For Children


Here are some general questions from children, and my answers to them.
                          
Q. When did you first start reading?

A. I cannot remember exactly when I first started reading. I just picked it up along the way. But I do remember one early incident: My adoptive mother’s younger sister (my biological mother, as a matter of fact), brought over some picture books for my brother, who is 17 years older than I am. He was reading to himself in bed. I crawled over and asked him to read it out loud. Instead, he pulled the blanket over his head. That aggravated me. I located where his nose was. I took a bite on his nose through the blanket! My mother said, “Never irritate a teething baby. Read to her or she will chew up your books.” I guess that was when I started to get along with books.

Q. What kind of books did you like to read when you were a child?

​A. I read whatever I could lay my hands on. My family was sent by the government to live in a village when I just started school. There were limited books available in a village in China back then. Most books were prohibited. When I saw a neighbour with a book, I used to do her all kinds of favour to please her, so that I could coax her into lending me the book.

Q. How much did you read when you were in elementary school?

A. I read the entire local library.

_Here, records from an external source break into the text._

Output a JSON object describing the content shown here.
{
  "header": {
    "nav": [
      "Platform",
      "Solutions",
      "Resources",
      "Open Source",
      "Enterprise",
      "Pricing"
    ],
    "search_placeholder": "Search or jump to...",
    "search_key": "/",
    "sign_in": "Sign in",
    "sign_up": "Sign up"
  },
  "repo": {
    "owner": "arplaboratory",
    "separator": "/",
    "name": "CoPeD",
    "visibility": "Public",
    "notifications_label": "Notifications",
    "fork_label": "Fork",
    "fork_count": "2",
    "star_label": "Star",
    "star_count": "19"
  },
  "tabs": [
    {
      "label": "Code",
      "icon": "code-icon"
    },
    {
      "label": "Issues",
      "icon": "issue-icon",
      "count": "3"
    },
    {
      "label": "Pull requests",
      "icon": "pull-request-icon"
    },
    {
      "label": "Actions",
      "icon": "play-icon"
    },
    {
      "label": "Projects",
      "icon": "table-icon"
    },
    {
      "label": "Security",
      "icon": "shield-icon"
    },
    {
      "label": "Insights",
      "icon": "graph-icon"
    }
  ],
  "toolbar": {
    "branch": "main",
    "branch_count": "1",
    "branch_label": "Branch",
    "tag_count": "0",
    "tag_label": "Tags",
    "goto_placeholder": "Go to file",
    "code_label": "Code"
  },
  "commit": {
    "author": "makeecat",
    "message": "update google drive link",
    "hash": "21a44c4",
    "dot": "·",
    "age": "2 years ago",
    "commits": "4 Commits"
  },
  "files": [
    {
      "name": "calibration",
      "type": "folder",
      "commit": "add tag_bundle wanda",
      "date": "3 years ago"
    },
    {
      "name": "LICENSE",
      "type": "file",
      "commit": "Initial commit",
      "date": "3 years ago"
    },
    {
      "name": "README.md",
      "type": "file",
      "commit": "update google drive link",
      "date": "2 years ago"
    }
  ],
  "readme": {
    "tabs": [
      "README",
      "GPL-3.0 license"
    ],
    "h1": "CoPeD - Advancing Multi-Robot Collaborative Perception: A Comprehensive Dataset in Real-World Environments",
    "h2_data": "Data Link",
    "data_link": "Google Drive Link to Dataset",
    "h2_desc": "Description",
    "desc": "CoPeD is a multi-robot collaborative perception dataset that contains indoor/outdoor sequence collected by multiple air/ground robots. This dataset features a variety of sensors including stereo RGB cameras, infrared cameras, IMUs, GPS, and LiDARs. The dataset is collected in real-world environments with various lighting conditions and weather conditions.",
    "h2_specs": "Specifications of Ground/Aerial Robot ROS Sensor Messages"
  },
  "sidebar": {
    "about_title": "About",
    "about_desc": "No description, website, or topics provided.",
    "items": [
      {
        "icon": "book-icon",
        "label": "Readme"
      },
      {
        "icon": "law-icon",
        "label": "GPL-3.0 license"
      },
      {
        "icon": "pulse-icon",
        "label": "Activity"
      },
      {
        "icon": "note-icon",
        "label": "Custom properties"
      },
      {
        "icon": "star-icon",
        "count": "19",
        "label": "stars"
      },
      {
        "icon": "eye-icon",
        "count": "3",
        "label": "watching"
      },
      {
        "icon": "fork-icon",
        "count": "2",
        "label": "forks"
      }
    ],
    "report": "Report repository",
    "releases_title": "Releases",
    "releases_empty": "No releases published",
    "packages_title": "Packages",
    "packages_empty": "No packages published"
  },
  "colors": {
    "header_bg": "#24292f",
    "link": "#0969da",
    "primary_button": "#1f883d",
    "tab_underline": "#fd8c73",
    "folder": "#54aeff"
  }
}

Since the Commune’s head office was situated in our village, they built a library that was about the size of a medium-sized convenience store. It was just for show, of course, because not many people could read, including the lady who ran the library. The library rented books at the rate of one penny a day. I was the only one renting books regularly. One penny every day was a lot of money to me, because my family’s income was only ten Yuan (1,000 pennies) a month, therefore, I had to devour books like crazy day and night to get the most out of every coin spent. I remembered once, in a public washroom, I found some pennies in a urinal. What a gift! I scooped up the pennies, washed them clean and ran to the library!

At age ten, I lost both my birth mother and my adoptive mother. Their death turned my world into eternal darkness. Reading was the only way to keep my mind occupied from sad thoughts. Quickly I ran out of money. One day, the head of the Commune was there for his annual inspection. I heard the library lady telling him, “This poor little girl comes everyday. She does not have much money, and her mother has just died.” That man glanced at me with no expression, and then he turned his back on me. Without a word, he waved his hand at the lady. From then on, they let me read free of charge. That was how I read the entire library. 
If you ever get into trouble, before you feel bad, think about what I have said: we all stumble and fall in our lives, but we can always pick ourselves up and get back on our feet again. As long as you learn from your mistakes and try to do better next time - and try to make every day better than the day before - you are growing. 
A. All the time. Only dolls do not get in trouble. Getting into trouble is part of the learning process for children. In my case, I learn better and gain more from my failures than from my successes. These Little Wen picture books are based on my childhood memories.
A. I only knew I wanted to go to a university because that was what my father kept telling me when he rocked me to sleep in his arms. My father was an artist by profession, but he could not afford to finish primary school. He had no clue what a university was like. However, education has always been his priority in life. He just knew that only special scholars were selected to attend the highest learning institutions, and being one of them would bring a great honour to the family. Back then, all I could understand was “Students in universities are state treasures. Even their washrooms are indoors and heated with a burning stove.” That motivated me! Forty some years ago in China, public washrooms were on the streets and were very cold in winter. It was a dream for a little girl to go to a washroom without a frozen bum. And that was my life goal!


Q. Did you ever get in trouble? 
Q. What were you like when you were a little girl? 

​A. Just like any of you, except a little too much of a handful for a girl. My parents spoiled me, and people around me shook their heads in disapproval. Read my book, Little Wen, which is based on my early childhood memories. The ten stories will give you a glimpse of what life was like in China back then.

​Q. Did you know what you wanted to be in the future when you were a child?